The second degree is the self-confident fool. The Hebrew term kesil (ke-SEEL) suggests someone who is full of himself. Like the simple one, he is inclined to make the wrong moral choices, but even more so. The Naive Fool might stumble into a disastrous setup. The Self-Confident Fool will swagger in, convinced that he is the master of the situation.

The third degree is the committed fool. The Hebrew 'evil (eh-VEEL) describes the full-fledged fool. He or she has decisively rejected wisdom, and has made a decisive commitment to rebellious ideas and destructive behaviors. The committed fool is at war with wisdom. He shows it in his haughty attitude to the beliefs of others.

The fourth degree is the scorner. The Hebrew luts (rhymes with "boots") is a scoffer, a contemptuous person, a mocker who scorns spiritual truth.

Much of the article I have no understanding of or agreement with but I thought the Hebrew derivations were somewhat interesting. The thing that triggered my imagination was having read The God Delusion by Richard Dawkins one could see instantly into what category Nation would place Dawkins and also as someone who has enjoyed Bill Maher’s comedy at times I do wish he would refrain from ‘fourth degree’ comments such as I read here ....

http://www.worldnetdaily.com/news/article.asp?ARTICLE_ID=42906

D. Bell

Duncan Clemens said...

I’ve been quietly reading all of the links and your comments, all of which I have found very interesting. You each have very interesting perspectives and I learn a lot.

Frankly, I am not an expert on any aspect of theology but I think ‘missing the mark’ seems to be the best way that we should talk about ‘sin’. I like it as it is gentle and less judgmental.

Further, I agree it might be better that the word sin was dropped from our weekday language in the secular world. I see from the link to the articles that you provided in the main post, Heather Williams used this terminology in the article ‘Overhaul at Stanford’.

As she says “sin is not a very popular word around campus. Every time I use it I get uncomfortable silence from my fellow students. It is also an affront to most people I meet. Once I bring sin into the conversation, I am relegated to the "conservative Christian" category. I am seen as judgmental, intolerant, and incompatible with open-minded multiculturalism”.

She adds that in her world view, “sin is defined as "missing the mark," imperfection, or perhaps better, weakness”.

That’s an additional interesting twist on the word which I also like!

“We are weak, and, in our weakness, we sin against each other by our pride, our selfishness, our lovelessness.”
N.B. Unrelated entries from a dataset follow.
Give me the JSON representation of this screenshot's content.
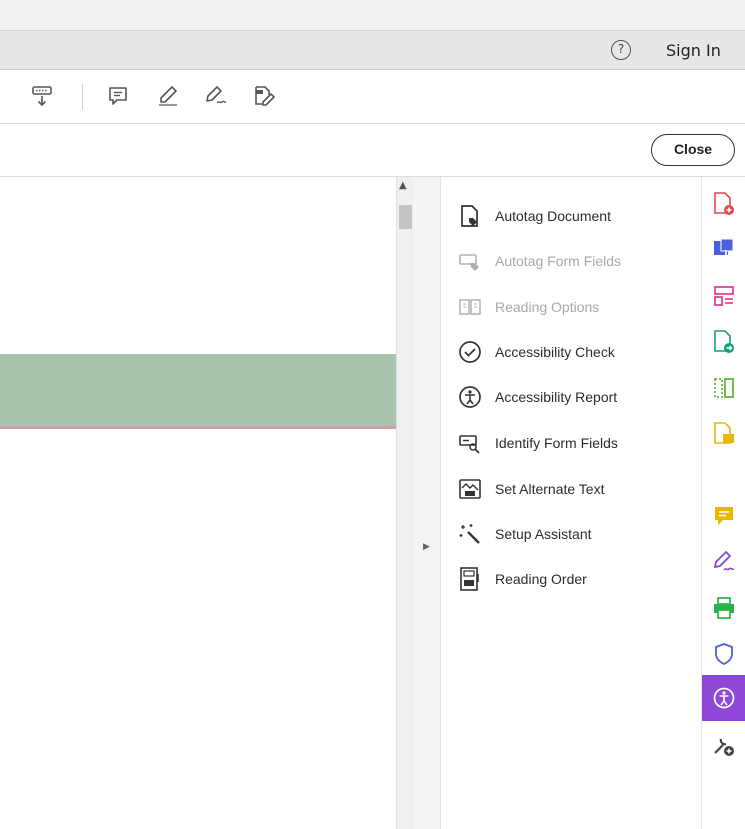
{
  "header": {
    "help_icon": "help-circle-icon",
    "help_glyph": "?",
    "sign_in_label": "Sign In"
  },
  "toolbar": {
    "icons": [
      "page-display-icon",
      "comment-icon",
      "highlight-pen-icon",
      "sign-icon",
      "edit-tag-icon"
    ]
  },
  "close_label": "Close",
  "document": {
    "band_color": "#abc4ae",
    "line_color": "#caa0a8"
  },
  "accessibility_tools": [
    {
      "label": "Autotag Document",
      "icon": "autotag-document-icon",
      "enabled": true
    },
    {
      "label": "Autotag Form Fields",
      "icon": "autotag-form-fields-icon",
      "enabled": false
    },
    {
      "label": "Reading Options",
      "icon": "reading-options-icon",
      "enabled": false
    },
    {
      "label": "Accessibility Check",
      "icon": "check-circle-icon",
      "enabled": true
    },
    {
      "label": "Accessibility Report",
      "icon": "accessibility-person-icon",
      "enabled": true
    },
    {
      "label": "Identify Form Fields",
      "icon": "identify-form-fields-icon",
      "enabled": true
    },
    {
      "label": "Set Alternate Text",
      "icon": "alternate-text-icon",
      "enabled": true
    },
    {
      "label": "Setup Assistant",
      "icon": "magic-wand-icon",
      "enabled": true
    },
    {
      "label": "Reading Order",
      "icon": "reading-order-icon",
      "enabled": true
    }
  ],
  "right_rail": [
    {
      "icon": "create-pdf-icon",
      "color": "#e34850"
    },
    {
      "icon": "export-pdf-icon",
      "color": "#4a5fd9"
    },
    {
      "icon": "organize-pages-icon",
      "color": "#e0388f"
    },
    {
      "icon": "send-pdf-icon",
      "color": "#12a07a"
    },
    {
      "icon": "compare-icon",
      "color": "#64b33e"
    },
    {
      "icon": "comment-pdf-icon",
      "color": "#e8b800"
    },
    {
      "icon": "comment-icon",
      "color": "#e8b800"
    },
    {
      "icon": "fill-sign-icon",
      "color": "#8e47d6"
    },
    {
      "icon": "print-production-icon",
      "color": "#2db24b"
    },
    {
      "icon": "protect-shield-icon",
      "color": "#4a5fd9"
    },
    {
      "icon": "accessibility-icon",
      "color": "#ffffff",
      "active": true
    },
    {
      "icon": "more-tools-icon",
      "color": "#444444"
    }
  ],
  "colors": {
    "accent": "#8e47d6",
    "text": "#2c2c2c",
    "disabled_text": "#a8a8a8"
  }
}
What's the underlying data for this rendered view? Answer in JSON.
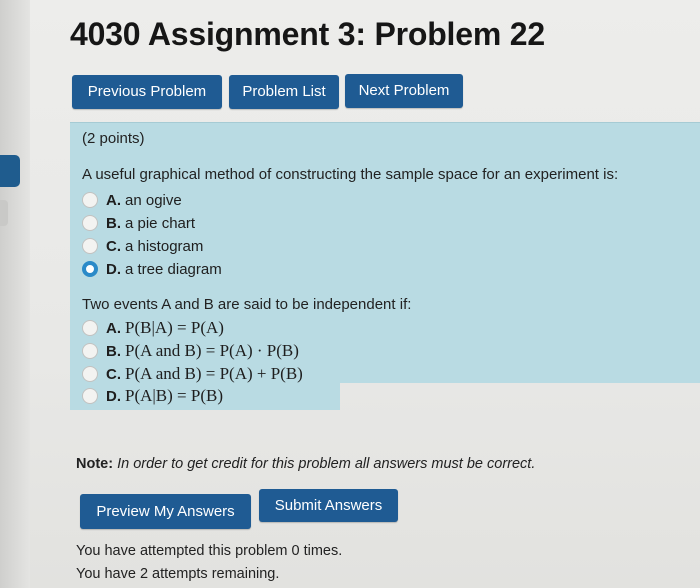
{
  "title": "4030 Assignment 3: Problem 22",
  "nav": {
    "previous": "Previous Problem",
    "list": "Problem List",
    "next": "Next Problem"
  },
  "points": "(2 points)",
  "question1": {
    "prompt": "A useful graphical method of constructing the sample space for an experiment is:",
    "options": [
      {
        "label": "A.",
        "text": "an ogive",
        "selected": false
      },
      {
        "label": "B.",
        "text": "a pie chart",
        "selected": false
      },
      {
        "label": "C.",
        "text": "a histogram",
        "selected": false
      },
      {
        "label": "D.",
        "text": "a tree diagram",
        "selected": true
      }
    ]
  },
  "question2": {
    "prompt": "Two events A and B are said to be independent if:",
    "options": [
      {
        "label": "A.",
        "text": "P(B|A) = P(A)",
        "selected": false
      },
      {
        "label": "B.",
        "text": "P(A and B) = P(A) · P(B)",
        "selected": false
      },
      {
        "label": "C.",
        "text": "P(A and B) = P(A) + P(B)",
        "selected": false
      },
      {
        "label": "D.",
        "text": "P(A|B) = P(B)",
        "selected": false
      }
    ]
  },
  "note": {
    "label": "Note:",
    "text": "In order to get credit for this problem all answers must be correct."
  },
  "actions": {
    "preview": "Preview My Answers",
    "submit": "Submit Answers"
  },
  "status": {
    "attempted": "You have attempted this problem 0 times.",
    "remaining": "You have 2 attempts remaining."
  },
  "colors": {
    "button": "#1f5b93",
    "panel": "#b9dbe3",
    "radio_selected": "#2a8ac8"
  }
}
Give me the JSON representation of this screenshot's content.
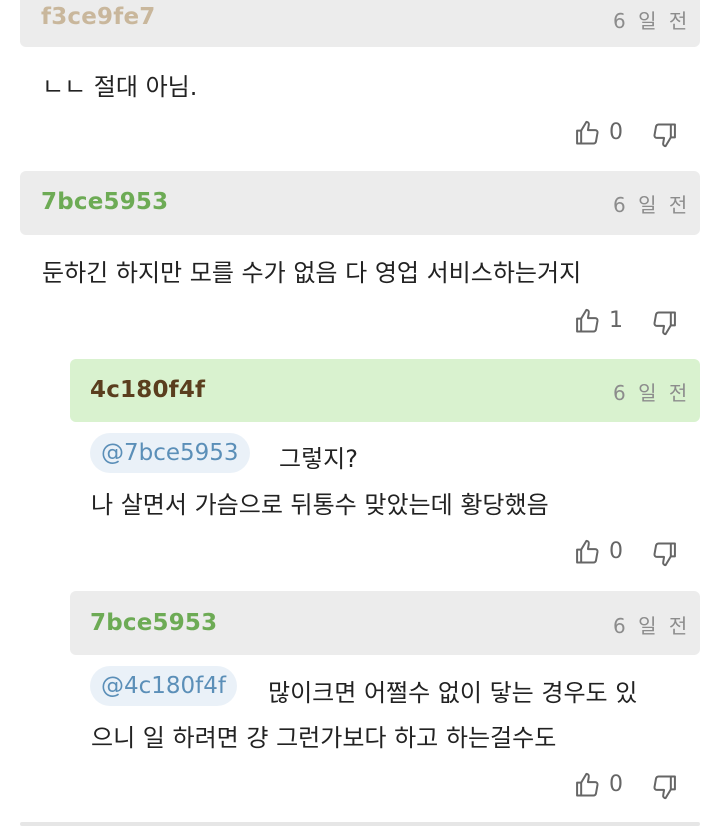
{
  "colors": {
    "author_tan": "#c9b79c",
    "author_green": "#6dab55",
    "author_brown": "#5a3e1e"
  },
  "icons": {
    "like": "thumbs-up-outline",
    "dislike": "thumbs-down-outline"
  },
  "comments": [
    {
      "author": "f3ce9fe7",
      "time": "6 일 전",
      "lines": [
        "ㄴㄴ 절대 아님."
      ],
      "likes": "0"
    },
    {
      "author": "7bce5953",
      "time": "6 일 전",
      "lines": [
        "둔하긴 하지만 모를 수가 없음 다 영업 서비스하는거지"
      ],
      "likes": "1"
    },
    {
      "author": "4c180f4f",
      "time": "6 일 전",
      "mention": "@7bce5953",
      "lines": [
        "그렇지?",
        "나 살면서 가슴으로 뒤통수 맞았는데 황당했음"
      ],
      "likes": "0"
    },
    {
      "author": "7bce5953",
      "time": "6 일 전",
      "mention": "@4c180f4f",
      "lines": [
        "많이크면 어쩔수 없이 닿는 경우도 있",
        "으니 일 하려면 걍 그런가보다 하고 하는걸수도"
      ],
      "likes": "0"
    }
  ]
}
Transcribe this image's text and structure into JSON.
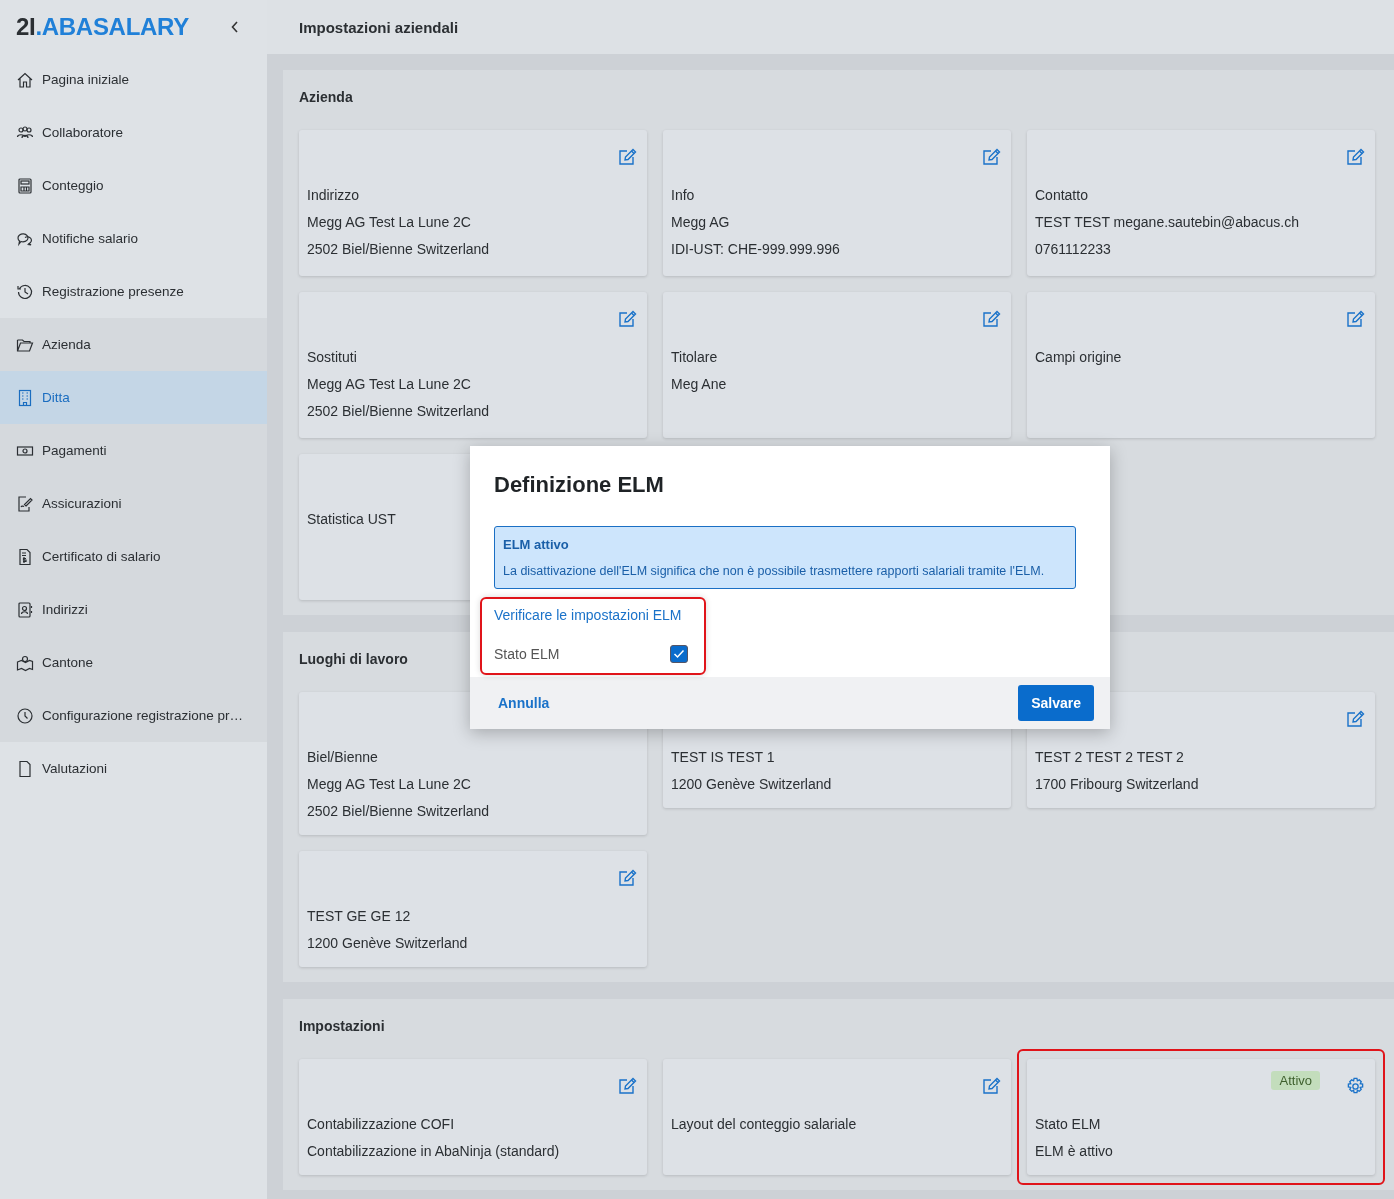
{
  "sidebar": {
    "logo": {
      "mark": "2I",
      "dot": ".",
      "name": "ABASALARY"
    },
    "items": [
      {
        "label": "Pagina iniziale",
        "selected": false
      },
      {
        "label": "Collaboratore",
        "selected": false
      },
      {
        "label": "Conteggio",
        "selected": false
      },
      {
        "label": "Notifiche salario",
        "selected": false
      },
      {
        "label": "Registrazione presenze",
        "selected": false
      },
      {
        "label": "Azienda",
        "selected": false,
        "expanded": true,
        "children": [
          {
            "label": "Ditta",
            "selected": true
          },
          {
            "label": "Pagamenti",
            "selected": false
          },
          {
            "label": "Assicurazioni",
            "selected": false
          },
          {
            "label": "Certificato di salario",
            "selected": false
          },
          {
            "label": "Indirizzi",
            "selected": false
          },
          {
            "label": "Cantone",
            "selected": false
          },
          {
            "label": "Configurazione registrazione pr…",
            "selected": false
          }
        ]
      },
      {
        "label": "Valutazioni",
        "selected": false
      }
    ]
  },
  "header": {
    "title": "Impostazioni aziendali"
  },
  "sections": [
    {
      "title": "Azienda",
      "cards": [
        {
          "kind": "editable",
          "lines": [
            "Indirizzo",
            "Megg AG Test  La Lune 2C",
            "2502 Biel/Bienne  Switzerland"
          ]
        },
        {
          "kind": "editable",
          "lines": [
            "Info",
            "Megg AG",
            "IDI-UST: CHE-999.999.996"
          ]
        },
        {
          "kind": "editable",
          "lines": [
            "Contatto",
            "TEST TEST  megane.sautebin@abacus.ch",
            "0761112233"
          ]
        },
        {
          "kind": "editable",
          "lines": [
            "Sostituti",
            "Megg AG Test  La Lune 2C",
            "2502 Biel/Bienne  Switzerland"
          ]
        },
        {
          "kind": "editable",
          "lines": [
            "Titolare",
            "Meg Ane"
          ]
        },
        {
          "kind": "editable",
          "lines": [
            "Campi origine"
          ]
        },
        {
          "kind": "plain",
          "lines": [
            "Statistica UST"
          ]
        }
      ]
    },
    {
      "title": "Luoghi di lavoro",
      "cards": [
        {
          "kind": "plain",
          "lines": [
            "Biel/Bienne",
            "Megg AG Test  La Lune 2C",
            "2502 Biel/Bienne  Switzerland"
          ]
        },
        {
          "kind": "plain",
          "lines": [
            "TEST IS  TEST 1",
            "1200 Genève  Switzerland"
          ]
        },
        {
          "kind": "editable",
          "lines": [
            "TEST 2  TEST 2 TEST 2",
            "1700 Fribourg  Switzerland"
          ]
        },
        {
          "kind": "editable",
          "lines": [
            "TEST GE  GE 12",
            "1200 Genève  Switzerland"
          ]
        }
      ]
    },
    {
      "title": "Impostazioni",
      "cards": [
        {
          "kind": "editable",
          "lines": [
            "Contabilizzazione COFI",
            "Contabilizzazione in AbaNinja (standard)"
          ]
        },
        {
          "kind": "editable",
          "lines": [
            "Layout del conteggio salariale"
          ]
        },
        {
          "kind": "configurable",
          "badge": "Attivo",
          "highlighted": true,
          "lines": [
            "Stato ELM",
            "ELM è attivo"
          ]
        }
      ]
    }
  ],
  "dialog": {
    "title": "Definizione ELM",
    "info": {
      "title": "ELM attivo",
      "text": "La disattivazione dell'ELM significa che non è possibile trasmettere rapporti salariali tramite l'ELM."
    },
    "highlighted": true,
    "link": "Verificare le impostazioni ELM",
    "field": {
      "label": "Stato ELM",
      "checked": true
    },
    "cancel": "Annulla",
    "save": "Salvare"
  }
}
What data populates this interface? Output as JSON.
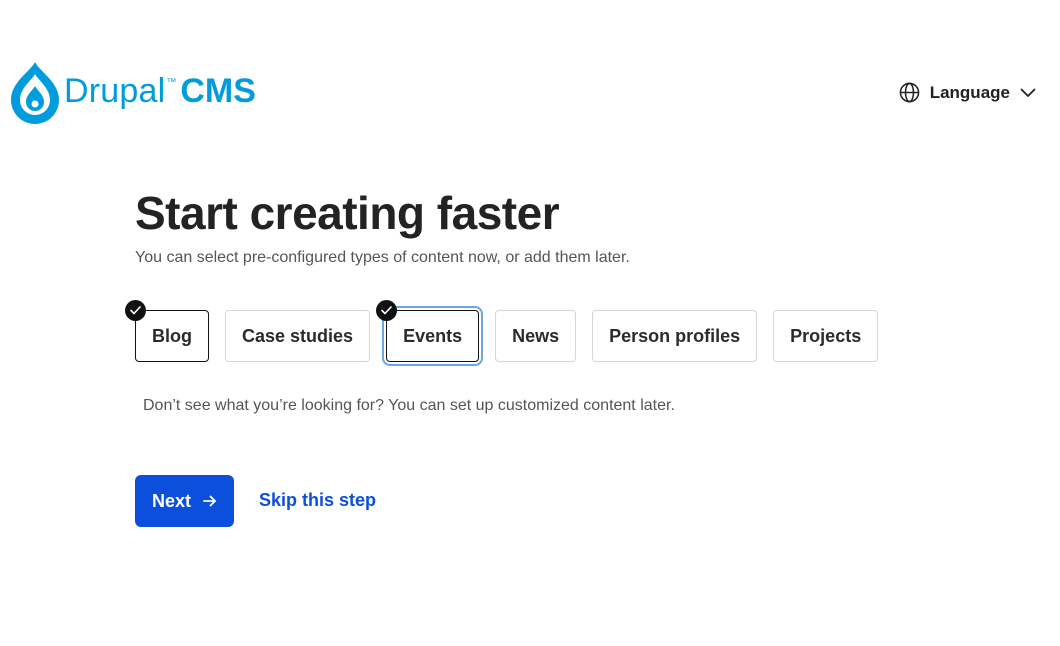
{
  "header": {
    "logo_word": "Drupal",
    "logo_tm": "™",
    "logo_cms": "CMS",
    "language_label": "Language"
  },
  "main": {
    "title": "Start creating faster",
    "subtitle": "You can select pre-configured types of content now, or add them later.",
    "options": [
      {
        "label": "Blog",
        "selected": true
      },
      {
        "label": "Case studies",
        "selected": false
      },
      {
        "label": "Events",
        "selected": true
      },
      {
        "label": "News",
        "selected": false
      },
      {
        "label": "Person profiles",
        "selected": false
      },
      {
        "label": "Projects",
        "selected": false
      }
    ],
    "hint": "Don’t see what you’re looking for? You can set up customized content later.",
    "next_label": "Next",
    "skip_label": "Skip this step"
  },
  "colors": {
    "brand": "#009cde",
    "primary_button": "#0b4fdc",
    "focus_ring": "#6aa6e8"
  }
}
Then she goes on to point out how the dominant world view at Stanford university did not allow for moral or personal weakness.

“I am a Stanford student, everyone reminds me. Stanford -- the Harvard of the West, the Disneyland of the North -- producing hundreds of world leaders every June. Here at Stanford, we are passionate about making the world a better place, bringing all our strengths to bear in making it perfect. "You can make a difference!" "The power lies within!" These are the mottoes that we hear and by which we live our everyday lives. To need salvation is to admit defeat.”

One friend said to her, "I don't understand how someone as intelligent as you can buy into all this sin and forgiveness jargon." She replied “I don't understand how we can function in this world without it.”

I think this young woman will be able to handle herself well with whatever the future holds for her!

Duncan

Helen Wright said...

While we are on the subject of religious terminology that stifles conversation in the secular world we should add the word “evangelism”!

My list now includes sin, salvation, born again, repentance, and evangelism.

Unfortunately all of these terms have become associated with negative aspects of Christian fundamentalism and those of us who are more in the moderate reformed tradition need to think carefully about how to present the more uplifting and positive facets of our belief system.

Helen

Duncan Clemens said...

Hi Helen

Good point re 'evangelism'.

So as I see it we could make the following suggested substitutions which I have picked up from reading this this and the earlier threads:

Sin ........... missing the mark
Salvation ..... healing
Born again .... taking a new path
Repentance .... turning back
Evangelism .... reaching out

Any comments?
Duncan